> [DIRECTIONS]
Could you output the entries that follow exactly, omitting any pictures they contain?

----------------

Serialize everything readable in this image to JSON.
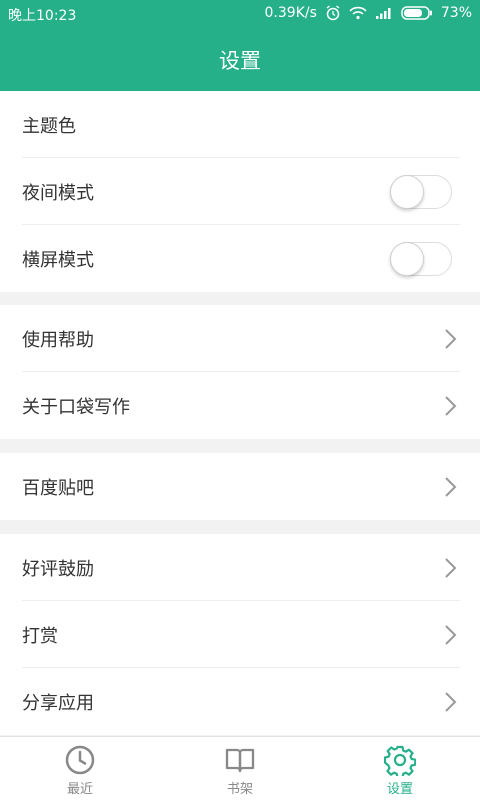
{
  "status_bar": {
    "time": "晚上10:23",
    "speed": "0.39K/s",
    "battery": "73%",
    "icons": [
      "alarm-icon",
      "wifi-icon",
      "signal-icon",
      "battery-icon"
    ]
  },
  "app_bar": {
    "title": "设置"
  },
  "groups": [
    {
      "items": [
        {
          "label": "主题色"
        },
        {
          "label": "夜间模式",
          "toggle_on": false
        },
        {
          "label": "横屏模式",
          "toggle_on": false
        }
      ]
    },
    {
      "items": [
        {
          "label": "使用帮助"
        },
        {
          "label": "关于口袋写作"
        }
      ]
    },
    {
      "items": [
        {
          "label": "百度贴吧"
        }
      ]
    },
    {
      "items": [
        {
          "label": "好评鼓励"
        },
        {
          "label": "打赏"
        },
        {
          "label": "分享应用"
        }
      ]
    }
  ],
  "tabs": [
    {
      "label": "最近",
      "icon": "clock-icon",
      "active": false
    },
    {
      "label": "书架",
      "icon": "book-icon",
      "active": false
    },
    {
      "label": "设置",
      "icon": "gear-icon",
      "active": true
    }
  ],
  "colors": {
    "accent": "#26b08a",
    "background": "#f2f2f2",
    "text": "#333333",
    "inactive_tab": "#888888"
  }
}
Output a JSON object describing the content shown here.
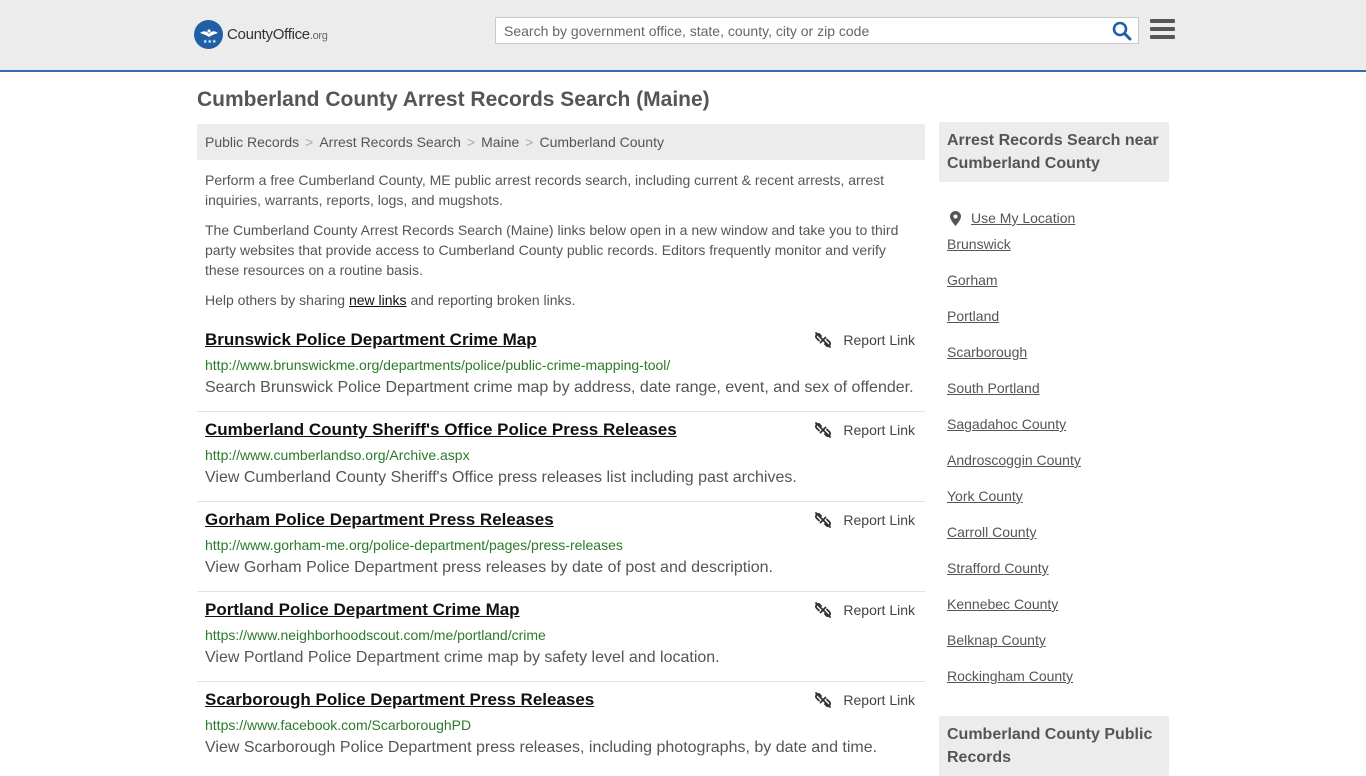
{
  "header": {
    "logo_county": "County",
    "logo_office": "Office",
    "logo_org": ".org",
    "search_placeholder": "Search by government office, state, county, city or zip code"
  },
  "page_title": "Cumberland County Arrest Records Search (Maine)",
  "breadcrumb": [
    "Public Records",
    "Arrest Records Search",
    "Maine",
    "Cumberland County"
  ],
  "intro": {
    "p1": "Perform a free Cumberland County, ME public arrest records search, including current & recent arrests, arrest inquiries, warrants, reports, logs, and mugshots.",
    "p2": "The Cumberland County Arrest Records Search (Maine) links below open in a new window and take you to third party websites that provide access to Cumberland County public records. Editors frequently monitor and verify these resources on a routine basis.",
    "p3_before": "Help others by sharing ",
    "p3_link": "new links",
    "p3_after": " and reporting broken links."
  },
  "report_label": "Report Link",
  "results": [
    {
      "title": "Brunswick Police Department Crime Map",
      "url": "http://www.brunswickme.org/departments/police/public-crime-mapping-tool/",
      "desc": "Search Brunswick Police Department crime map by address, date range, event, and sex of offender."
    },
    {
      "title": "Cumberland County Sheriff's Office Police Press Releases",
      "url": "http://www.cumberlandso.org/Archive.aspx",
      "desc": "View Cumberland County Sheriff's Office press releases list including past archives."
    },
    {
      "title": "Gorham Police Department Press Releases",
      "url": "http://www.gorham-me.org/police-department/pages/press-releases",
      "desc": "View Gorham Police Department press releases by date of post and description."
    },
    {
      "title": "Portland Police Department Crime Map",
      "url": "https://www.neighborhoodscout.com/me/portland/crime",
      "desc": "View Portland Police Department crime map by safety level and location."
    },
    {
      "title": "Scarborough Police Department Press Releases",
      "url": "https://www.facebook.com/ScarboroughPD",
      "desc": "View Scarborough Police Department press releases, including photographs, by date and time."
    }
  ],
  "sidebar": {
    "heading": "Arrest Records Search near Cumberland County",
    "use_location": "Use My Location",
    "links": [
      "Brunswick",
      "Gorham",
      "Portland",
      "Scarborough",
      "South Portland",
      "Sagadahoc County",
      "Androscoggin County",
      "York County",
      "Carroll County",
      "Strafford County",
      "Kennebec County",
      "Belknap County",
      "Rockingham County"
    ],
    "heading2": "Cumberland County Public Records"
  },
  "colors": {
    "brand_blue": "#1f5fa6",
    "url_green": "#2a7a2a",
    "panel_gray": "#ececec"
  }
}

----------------

> [EXERCISE ANSWER]
Serialize everything readable in this image to JSON.
{
  "status_bar": {
    "time": "晚上10:23",
    "speed": "0.39K/s",
    "battery": "73%",
    "icons": [
      "alarm-icon",
      "wifi-icon",
      "signal-icon",
      "battery-icon"
    ]
  },
  "app_bar": {
    "title": "设置"
  },
  "groups": [
    {
      "items": [
        {
          "label": "主题色"
        },
        {
          "label": "夜间模式",
          "toggle_on": false
        },
        {
          "label": "横屏模式",
          "toggle_on": false
        }
      ]
    },
    {
      "items": [
        {
          "label": "使用帮助"
        },
        {
          "label": "关于口袋写作"
        }
      ]
    },
    {
      "items": [
        {
          "label": "百度贴吧"
        }
      ]
    },
    {
      "items": [
        {
          "label": "好评鼓励"
        },
        {
          "label": "打赏"
        },
        {
          "label": "分享应用"
        }
      ]
    }
  ],
  "tabs": [
    {
      "label": "最近",
      "icon": "clock-icon",
      "active": false
    },
    {
      "label": "书架",
      "icon": "book-icon",
      "active": false
    },
    {
      "label": "设置",
      "icon": "gear-icon",
      "active": true
    }
  ],
  "colors": {
    "accent": "#26b08a",
    "background": "#f2f2f2",
    "text": "#333333",
    "inactive_tab": "#888888"
  }
}
Output a JSON object describing the content shown here.
{
  "header": {
    "logo_county": "County",
    "logo_office": "Office",
    "logo_org": ".org",
    "search_placeholder": "Search by government office, state, county, city or zip code"
  },
  "page_title": "Cumberland County Arrest Records Search (Maine)",
  "breadcrumb": [
    "Public Records",
    "Arrest Records Search",
    "Maine",
    "Cumberland County"
  ],
  "intro": {
    "p1": "Perform a free Cumberland County, ME public arrest records search, including current & recent arrests, arrest inquiries, warrants, reports, logs, and mugshots.",
    "p2": "The Cumberland County Arrest Records Search (Maine) links below open in a new window and take you to third party websites that provide access to Cumberland County public records. Editors frequently monitor and verify these resources on a routine basis.",
    "p3_before": "Help others by sharing ",
    "p3_link": "new links",
    "p3_after": " and reporting broken links."
  },
  "report_label": "Report Link",
  "results": [
    {
      "title": "Brunswick Police Department Crime Map",
      "url": "http://www.brunswickme.org/departments/police/public-crime-mapping-tool/",
      "desc": "Search Brunswick Police Department crime map by address, date range, event, and sex of offender."
    },
    {
      "title": "Cumberland County Sheriff's Office Police Press Releases",
      "url": "http://www.cumberlandso.org/Archive.aspx",
      "desc": "View Cumberland County Sheriff's Office press releases list including past archives."
    },
    {
      "title": "Gorham Police Department Press Releases",
      "url": "http://www.gorham-me.org/police-department/pages/press-releases",
      "desc": "View Gorham Police Department press releases by date of post and description."
    },
    {
      "title": "Portland Police Department Crime Map",
      "url": "https://www.neighborhoodscout.com/me/portland/crime",
      "desc": "View Portland Police Department crime map by safety level and location."
    },
    {
      "title": "Scarborough Police Department Press Releases",
      "url": "https://www.facebook.com/ScarboroughPD",
      "desc": "View Scarborough Police Department press releases, including photographs, by date and time."
    }
  ],
  "sidebar": {
    "heading": "Arrest Records Search near Cumberland County",
    "use_location": "Use My Location",
    "links": [
      "Brunswick",
      "Gorham",
      "Portland",
      "Scarborough",
      "South Portland",
      "Sagadahoc County",
      "Androscoggin County",
      "York County",
      "Carroll County",
      "Strafford County",
      "Kennebec County",
      "Belknap County",
      "Rockingham County"
    ],
    "heading2": "Cumberland County Public Records"
  },
  "colors": {
    "brand_blue": "#1f5fa6",
    "url_green": "#2a7a2a",
    "panel_gray": "#ececec"
  }
}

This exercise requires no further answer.